- **Work item**
For the records below, print every one exactly, with nothing dropped.

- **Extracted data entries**
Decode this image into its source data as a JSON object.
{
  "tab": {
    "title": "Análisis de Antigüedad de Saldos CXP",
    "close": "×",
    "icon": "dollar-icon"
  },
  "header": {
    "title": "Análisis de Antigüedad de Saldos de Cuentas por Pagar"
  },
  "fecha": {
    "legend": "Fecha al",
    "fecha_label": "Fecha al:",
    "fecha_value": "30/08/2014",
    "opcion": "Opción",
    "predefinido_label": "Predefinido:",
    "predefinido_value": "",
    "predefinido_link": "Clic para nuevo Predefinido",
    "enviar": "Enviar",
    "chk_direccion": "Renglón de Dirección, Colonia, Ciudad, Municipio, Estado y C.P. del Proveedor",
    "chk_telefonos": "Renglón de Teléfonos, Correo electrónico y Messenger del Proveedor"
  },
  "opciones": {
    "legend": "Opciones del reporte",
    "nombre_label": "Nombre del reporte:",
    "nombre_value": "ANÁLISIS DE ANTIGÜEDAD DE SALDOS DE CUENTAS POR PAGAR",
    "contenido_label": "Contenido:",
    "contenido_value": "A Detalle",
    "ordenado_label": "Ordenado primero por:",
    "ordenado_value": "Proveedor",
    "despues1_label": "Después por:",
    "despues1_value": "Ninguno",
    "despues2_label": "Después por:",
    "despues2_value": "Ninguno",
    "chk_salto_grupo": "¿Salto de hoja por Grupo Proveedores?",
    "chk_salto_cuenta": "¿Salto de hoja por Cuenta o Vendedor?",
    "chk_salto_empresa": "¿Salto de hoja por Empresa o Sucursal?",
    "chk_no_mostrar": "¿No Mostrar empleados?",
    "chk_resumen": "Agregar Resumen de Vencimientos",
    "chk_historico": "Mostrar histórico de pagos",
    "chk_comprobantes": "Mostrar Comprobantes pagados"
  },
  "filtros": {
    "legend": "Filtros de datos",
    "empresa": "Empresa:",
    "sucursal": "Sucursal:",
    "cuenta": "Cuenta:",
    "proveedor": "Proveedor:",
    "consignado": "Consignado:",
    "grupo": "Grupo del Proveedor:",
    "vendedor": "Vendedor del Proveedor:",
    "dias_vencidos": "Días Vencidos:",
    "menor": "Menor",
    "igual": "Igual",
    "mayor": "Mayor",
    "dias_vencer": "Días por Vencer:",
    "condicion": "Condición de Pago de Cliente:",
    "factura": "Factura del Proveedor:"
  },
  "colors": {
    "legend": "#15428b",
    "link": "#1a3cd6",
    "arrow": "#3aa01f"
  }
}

- **Response to this exercise**
Decode this image into its source data as a JSON object.
{
  "tab": {
    "title": "Análisis de Antigüedad de Saldos CXP",
    "close": "×",
    "icon": "dollar-icon"
  },
  "header": {
    "title": "Análisis de Antigüedad de Saldos de Cuentas por Pagar"
  },
  "fecha": {
    "legend": "Fecha al",
    "fecha_label": "Fecha al:",
    "fecha_value": "30/08/2014",
    "opcion": "Opción",
    "predefinido_label": "Predefinido:",
    "predefinido_value": "",
    "predefinido_link": "Clic para nuevo Predefinido",
    "enviar": "Enviar",
    "chk_direccion": "Renglón de Dirección, Colonia, Ciudad, Municipio, Estado y C.P. del Proveedor",
    "chk_telefonos": "Renglón de Teléfonos, Correo electrónico y Messenger del Proveedor"
  },
  "opciones": {
    "legend": "Opciones del reporte",
    "nombre_label": "Nombre del reporte:",
    "nombre_value": "ANÁLISIS DE ANTIGÜEDAD DE SALDOS DE CUENTAS POR PAGAR",
    "contenido_label": "Contenido:",
    "contenido_value": "A Detalle",
    "ordenado_label": "Ordenado primero por:",
    "ordenado_value": "Proveedor",
    "despues1_label": "Después por:",
    "despues1_value": "Ninguno",
    "despues2_label": "Después por:",
    "despues2_value": "Ninguno",
    "chk_salto_grupo": "¿Salto de hoja por Grupo Proveedores?",
    "chk_salto_cuenta": "¿Salto de hoja por Cuenta o Vendedor?",
    "chk_salto_empresa": "¿Salto de hoja por Empresa o Sucursal?",
    "chk_no_mostrar": "¿No Mostrar empleados?",
    "chk_resumen": "Agregar Resumen de Vencimientos",
    "chk_historico": "Mostrar histórico de pagos",
    "chk_comprobantes": "Mostrar Comprobantes pagados"
  },
  "filtros": {
    "legend": "Filtros de datos",
    "empresa": "Empresa:",
    "sucursal": "Sucursal:",
    "cuenta": "Cuenta:",
    "proveedor": "Proveedor:",
    "consignado": "Consignado:",
    "grupo": "Grupo del Proveedor:",
    "vendedor": "Vendedor del Proveedor:",
    "dias_vencidos": "Días Vencidos:",
    "menor": "Menor",
    "igual": "Igual",
    "mayor": "Mayor",
    "dias_vencer": "Días por Vencer:",
    "condicion": "Condición de Pago de Cliente:",
    "factura": "Factura del Proveedor:"
  },
  "colors": {
    "legend": "#15428b",
    "link": "#1a3cd6",
    "arrow": "#3aa01f"
  }
}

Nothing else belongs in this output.